# EXERCISE INSTRUCTIONS:
Looking at the records below, say how many lines include "MoveNext", and add nothing else.

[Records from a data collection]
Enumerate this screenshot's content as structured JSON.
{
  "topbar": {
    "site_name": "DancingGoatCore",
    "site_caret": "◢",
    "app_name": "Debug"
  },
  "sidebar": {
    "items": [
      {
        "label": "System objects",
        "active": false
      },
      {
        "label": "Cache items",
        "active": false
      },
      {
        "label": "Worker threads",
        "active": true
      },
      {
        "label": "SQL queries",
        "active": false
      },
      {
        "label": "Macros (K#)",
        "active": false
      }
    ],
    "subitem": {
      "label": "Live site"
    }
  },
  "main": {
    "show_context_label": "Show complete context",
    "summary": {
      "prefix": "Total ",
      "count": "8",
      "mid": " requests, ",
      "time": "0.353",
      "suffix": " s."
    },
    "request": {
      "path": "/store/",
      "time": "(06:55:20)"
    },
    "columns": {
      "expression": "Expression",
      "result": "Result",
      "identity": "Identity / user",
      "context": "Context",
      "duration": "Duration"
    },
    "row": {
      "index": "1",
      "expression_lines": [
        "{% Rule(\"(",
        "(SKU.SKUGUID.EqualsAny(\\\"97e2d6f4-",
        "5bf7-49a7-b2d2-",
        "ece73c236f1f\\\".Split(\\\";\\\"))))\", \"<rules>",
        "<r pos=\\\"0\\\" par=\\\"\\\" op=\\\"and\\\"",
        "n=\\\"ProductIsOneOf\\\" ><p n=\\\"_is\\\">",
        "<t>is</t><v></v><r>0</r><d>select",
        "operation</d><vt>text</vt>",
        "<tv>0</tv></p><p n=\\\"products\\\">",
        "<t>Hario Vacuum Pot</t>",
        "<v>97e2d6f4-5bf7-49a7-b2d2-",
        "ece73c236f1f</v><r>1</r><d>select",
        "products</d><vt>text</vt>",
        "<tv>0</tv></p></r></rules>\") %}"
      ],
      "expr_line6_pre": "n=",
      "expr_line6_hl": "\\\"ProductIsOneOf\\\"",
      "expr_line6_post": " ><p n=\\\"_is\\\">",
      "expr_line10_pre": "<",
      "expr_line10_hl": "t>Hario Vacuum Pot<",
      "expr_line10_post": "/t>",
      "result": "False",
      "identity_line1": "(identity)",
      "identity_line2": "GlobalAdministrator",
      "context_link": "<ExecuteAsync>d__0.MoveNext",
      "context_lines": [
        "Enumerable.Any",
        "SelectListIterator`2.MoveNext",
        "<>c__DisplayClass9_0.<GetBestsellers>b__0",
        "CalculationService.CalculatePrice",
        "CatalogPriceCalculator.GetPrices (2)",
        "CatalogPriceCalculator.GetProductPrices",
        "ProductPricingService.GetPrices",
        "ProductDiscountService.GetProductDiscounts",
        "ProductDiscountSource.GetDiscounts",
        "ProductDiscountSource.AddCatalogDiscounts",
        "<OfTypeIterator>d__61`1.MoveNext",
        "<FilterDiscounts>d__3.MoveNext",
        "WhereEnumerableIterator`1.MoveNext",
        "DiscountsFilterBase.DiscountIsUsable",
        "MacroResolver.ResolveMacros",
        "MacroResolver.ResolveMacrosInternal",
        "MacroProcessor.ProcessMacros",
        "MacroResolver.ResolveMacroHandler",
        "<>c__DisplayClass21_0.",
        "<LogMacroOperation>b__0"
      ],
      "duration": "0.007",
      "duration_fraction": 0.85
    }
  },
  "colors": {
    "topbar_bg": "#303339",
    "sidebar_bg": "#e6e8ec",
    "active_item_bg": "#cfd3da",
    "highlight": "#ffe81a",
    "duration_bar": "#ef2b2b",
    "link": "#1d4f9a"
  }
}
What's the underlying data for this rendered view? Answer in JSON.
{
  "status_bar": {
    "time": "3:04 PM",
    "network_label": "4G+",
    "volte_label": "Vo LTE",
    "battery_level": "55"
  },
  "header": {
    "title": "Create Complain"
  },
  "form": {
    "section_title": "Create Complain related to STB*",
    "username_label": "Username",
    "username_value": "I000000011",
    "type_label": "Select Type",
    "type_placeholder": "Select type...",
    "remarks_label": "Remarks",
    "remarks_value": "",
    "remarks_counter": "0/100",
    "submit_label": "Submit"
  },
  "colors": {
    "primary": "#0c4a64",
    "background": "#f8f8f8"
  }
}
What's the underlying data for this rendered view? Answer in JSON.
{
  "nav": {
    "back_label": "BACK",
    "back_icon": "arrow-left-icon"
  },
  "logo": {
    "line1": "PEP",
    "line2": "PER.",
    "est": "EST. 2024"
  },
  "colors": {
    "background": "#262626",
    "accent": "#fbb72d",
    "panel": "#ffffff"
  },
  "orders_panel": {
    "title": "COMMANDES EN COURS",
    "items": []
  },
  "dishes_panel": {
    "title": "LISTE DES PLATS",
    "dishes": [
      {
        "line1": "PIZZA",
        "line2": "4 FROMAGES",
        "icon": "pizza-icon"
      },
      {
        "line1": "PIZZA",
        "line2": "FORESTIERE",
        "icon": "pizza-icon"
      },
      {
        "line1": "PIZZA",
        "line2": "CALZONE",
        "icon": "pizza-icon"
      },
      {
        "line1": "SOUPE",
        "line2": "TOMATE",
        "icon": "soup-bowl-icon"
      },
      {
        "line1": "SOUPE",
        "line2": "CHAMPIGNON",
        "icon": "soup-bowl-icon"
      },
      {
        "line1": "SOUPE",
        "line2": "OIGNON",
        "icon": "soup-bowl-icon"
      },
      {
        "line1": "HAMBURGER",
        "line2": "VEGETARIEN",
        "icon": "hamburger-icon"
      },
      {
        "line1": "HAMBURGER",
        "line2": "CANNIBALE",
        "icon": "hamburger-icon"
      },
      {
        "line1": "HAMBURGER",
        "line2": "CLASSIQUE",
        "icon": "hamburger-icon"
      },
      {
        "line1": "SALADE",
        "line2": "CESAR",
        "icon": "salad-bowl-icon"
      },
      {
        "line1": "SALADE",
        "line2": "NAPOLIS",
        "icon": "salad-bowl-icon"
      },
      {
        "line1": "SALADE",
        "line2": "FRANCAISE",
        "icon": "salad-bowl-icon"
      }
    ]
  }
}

# ANSWER FOR THIS EXERCISE:
5